The question of affect is central to critical theory, psychology, politics, and the entire range of the humanities; but no discipline, including psychoanalysis, has offered a theory of affect that would be rich enough to account for the delicacy and power, the evanescence and durability, the bodily rootedness and the cultural variability of human emotion.
Silvan Tomkins (1911–1991) was one of the most radical and imaginative psychologists of the twentieth century. In Affect, Imagery, Consciousness, a four-volume work published over the last thirty years of his life, Tomkins developed an ambitious theory of affect steeped in cybernetics and systems theory as well as in psychoanalysis, ethology, and neuroscience. The implications of his conceptually daring and phenomenologically suggestive theory are only now—in the context of postmodernism—beginning to be understood. With Shame and Its Sisters, editors Eve Kosofsky Sedgwick and Adam Frank make available for the first time an engaging and accessible selection of Tomkins’s work. Featuring intensive examination of several key affects, particularly shame and anger, this volume contains many of Tomkins’s most haunting, diagnostically incisive, and theoretically challenging discussions. An introductory essay by the editors places Tomkins’s work in the context of postwar information technologies and will prompt a reexamination of some of the underlying assumptions of recent critical work in cultural studies and other areas of the humanities. The text is also accompanied by a biographical sketch of Tomkins by noted psychologist Irving E. Alexander, Tomkins’s longtime friend and collaborator.
Wide-ranging essays and experimental prose forcefully demonstrate how digital media and computational technologies have redefined what it is to be human
Over the past decade, digital media has expanded exponentially, becoming an essential part of daily life. The stimulating essays and experimental compositions in The User Unconscious delve into the ways digital media and computational technologies fundamentally affect our sense of self and the world we live in, from both human and other-than-human perspectives.
Critical theorist Patricia Ticineto Clough’s provocative essays center around the motif of the “user unconscious” to advance the challenging thesis that that we are both human and other-than-human: we now live, think, and dream within multiple layers of computational networks that are constantly present, radically transforming subjectivity, sociality, and unconscious processes.

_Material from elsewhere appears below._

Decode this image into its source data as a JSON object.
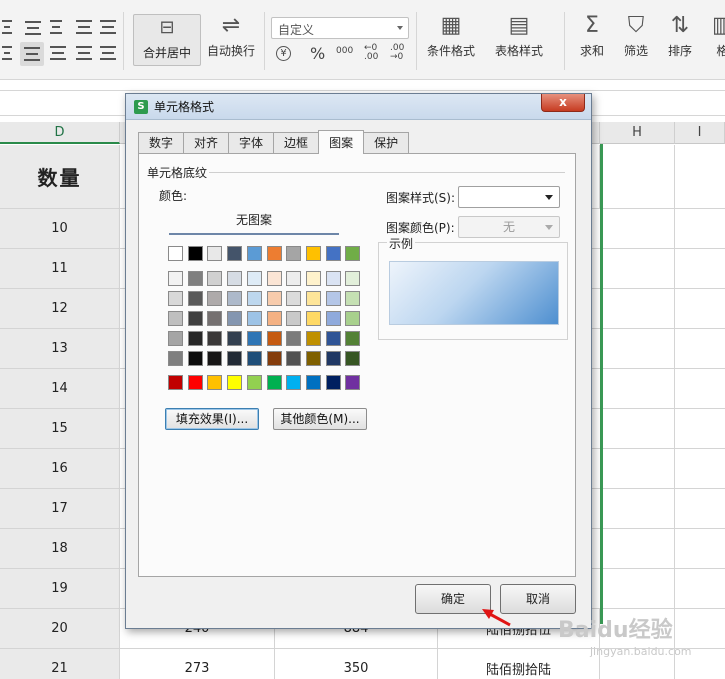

Drawing together rising strains of philosophy, critical theory, and media studies, as well as the political, social, and economic transformations that are shaping the twenty-first-century world, The User Unconscious points toward emergent crises and potentialities in both human subjectivity and sociality. Moving from affect to data, Clough forces us to see that digital media and computational technologies are not merely controlling us—they have already altered what it means to be human.